It was on the way to Las Vegas, in fact, that I picked up “Summer’s End”. I expected it to be good. JP2 (his nickname from our old Horror Library group) is an excellent writer. I knew I’d be drawn in and find it difficult to put down. What I didn’t expect was how the story played on my emotions. Disgust, horror, and, finally, righteous indignation. I felt them all while reading this tale. And it got me thinking.

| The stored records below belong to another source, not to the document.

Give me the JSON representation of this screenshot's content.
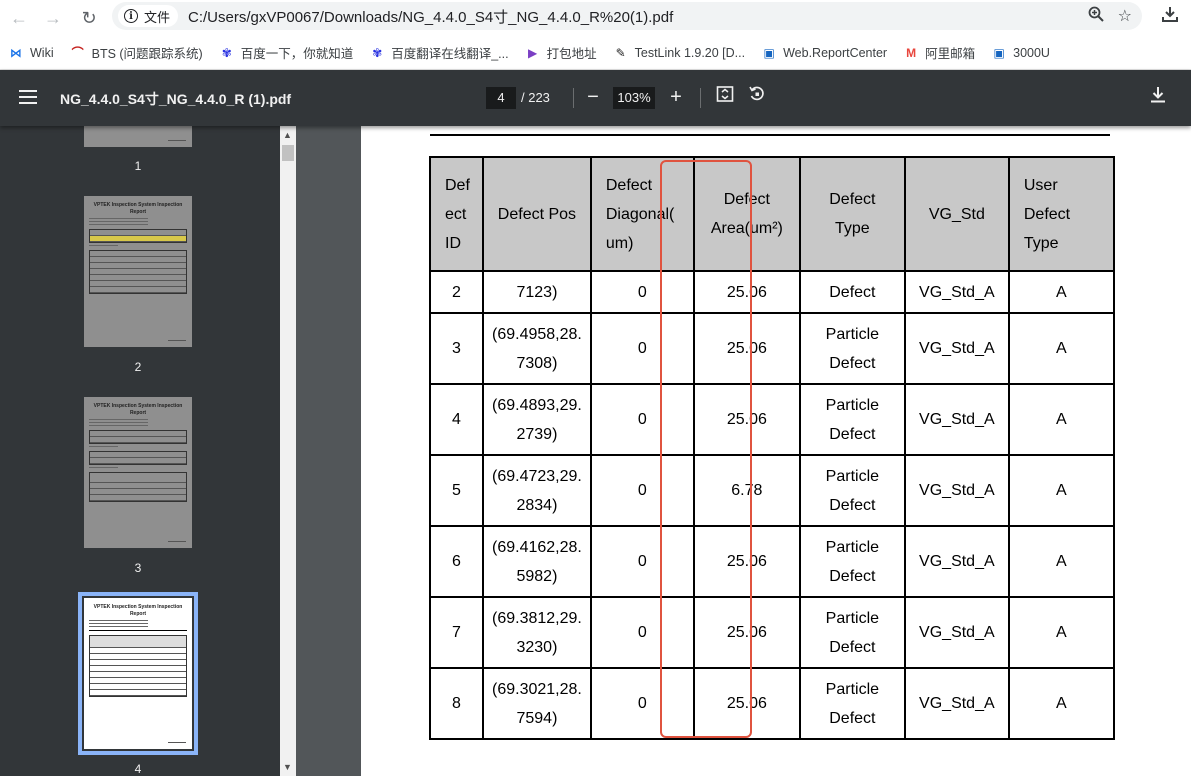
{
  "browser": {
    "file_chip_label": "文件",
    "url": "C:/Users/gxVP0067/Downloads/NG_4.4.0_S4寸_NG_4.4.0_R%20(1).pdf",
    "bookmarks": [
      {
        "label": "Wiki",
        "icon": "wiki-icon",
        "color": "#1a73e8"
      },
      {
        "label": "BTS (问题跟踪系统)",
        "icon": "bts-icon",
        "color": "#c5221f"
      },
      {
        "label": "百度一下，你就知道",
        "icon": "baidu-paw-icon",
        "color": "#2932e1"
      },
      {
        "label": "百度翻译在线翻译_...",
        "icon": "baidu-paw-icon",
        "color": "#2932e1"
      },
      {
        "label": "打包地址",
        "icon": "play-icon",
        "color": "#7b3fc4"
      },
      {
        "label": "TestLink 1.9.20 [D...",
        "icon": "testlink-icon",
        "color": "#222222"
      },
      {
        "label": "Web.ReportCenter",
        "icon": "monitor-icon",
        "color": "#1565c0"
      },
      {
        "label": "阿里邮箱",
        "icon": "mail-m-icon",
        "color": "#e8453c"
      },
      {
        "label": "3000U",
        "icon": "monitor-icon",
        "color": "#1565c0"
      }
    ]
  },
  "pdf": {
    "title": "NG_4.4.0_S4寸_NG_4.4.0_R (1).pdf",
    "current_page": "4",
    "total_pages": "/ 223",
    "zoom": "103%"
  },
  "sidebar": {
    "thumb_title": "VPTEK Inspection System Inspection Report",
    "thumbnails": [
      {
        "number": "1"
      },
      {
        "number": "2"
      },
      {
        "number": "3"
      },
      {
        "number": "4",
        "selected": true
      }
    ]
  },
  "table": {
    "headers": [
      [
        "Def",
        "ect",
        "ID"
      ],
      [
        "Defect Pos"
      ],
      [
        "Defect",
        "Diagonal(",
        "um)"
      ],
      [
        "Defect",
        "Area(um²)"
      ],
      [
        "Defect",
        "Type"
      ],
      [
        "VG_Std"
      ],
      [
        "User",
        "Defect",
        "Type"
      ]
    ],
    "rows": [
      {
        "id": "2",
        "pos": [
          "7123)"
        ],
        "diagonal": "0",
        "area": "25.06",
        "type": [
          "Defect"
        ],
        "std": "VG_Std_A",
        "user_type": "A"
      },
      {
        "id": "3",
        "pos": [
          "(69.4958,28.",
          "7308)"
        ],
        "diagonal": "0",
        "area": "25.06",
        "type": [
          "Particle",
          "Defect"
        ],
        "std": "VG_Std_A",
        "user_type": "A"
      },
      {
        "id": "4",
        "pos": [
          "(69.4893,29.",
          "2739)"
        ],
        "diagonal": "0",
        "area": "25.06",
        "type": [
          "Particle",
          "Defect"
        ],
        "std": "VG_Std_A",
        "user_type": "A"
      },
      {
        "id": "5",
        "pos": [
          "(69.4723,29.",
          "2834)"
        ],
        "diagonal": "0",
        "area": "6.78",
        "type": [
          "Particle",
          "Defect"
        ],
        "std": "VG_Std_A",
        "user_type": "A"
      },
      {
        "id": "6",
        "pos": [
          "(69.4162,28.",
          "5982)"
        ],
        "diagonal": "0",
        "area": "25.06",
        "type": [
          "Particle",
          "Defect"
        ],
        "std": "VG_Std_A",
        "user_type": "A"
      },
      {
        "id": "7",
        "pos": [
          "(69.3812,29.",
          "3230)"
        ],
        "diagonal": "0",
        "area": "25.06",
        "type": [
          "Particle",
          "Defect"
        ],
        "std": "VG_Std_A",
        "user_type": "A"
      },
      {
        "id": "8",
        "pos": [
          "(69.3021,28.",
          "7594)"
        ],
        "diagonal": "0",
        "area": "25.06",
        "type": [
          "Particle",
          "Defect"
        ],
        "std": "VG_Std_A",
        "user_type": "A"
      }
    ]
  }
}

We writers play with emotions in our stories, but what we’re really playing with are our reader’s emotions. If we get good, we can make you cry, laugh, feel sick to your stomach (JP managed that one pretty well!) or get angry. But why do readers seek this stimulus? And what are they looking for in it? I can’t honestly answer this question although as a reader, I know I’ve sought all of the above, and as a writer, I’ve explored all of it (except maybe making you sick to your stomach—well, maybe…). In fact, the reason I stopped writing horror was because I wanted to make my readers feel better about the world around them.
What I realized after reading “Summer’s End” was that maybe that’s the point of horror, too. Maybe after you read a good horror story that’s really made you sick to your stomach, you stop and look around you and realize this world is so much better than that one…feels pretty good, huh?
I encourage everyone to read a good horror story before Halloween. Maybe you should start with JP2’s “Summer’s End”…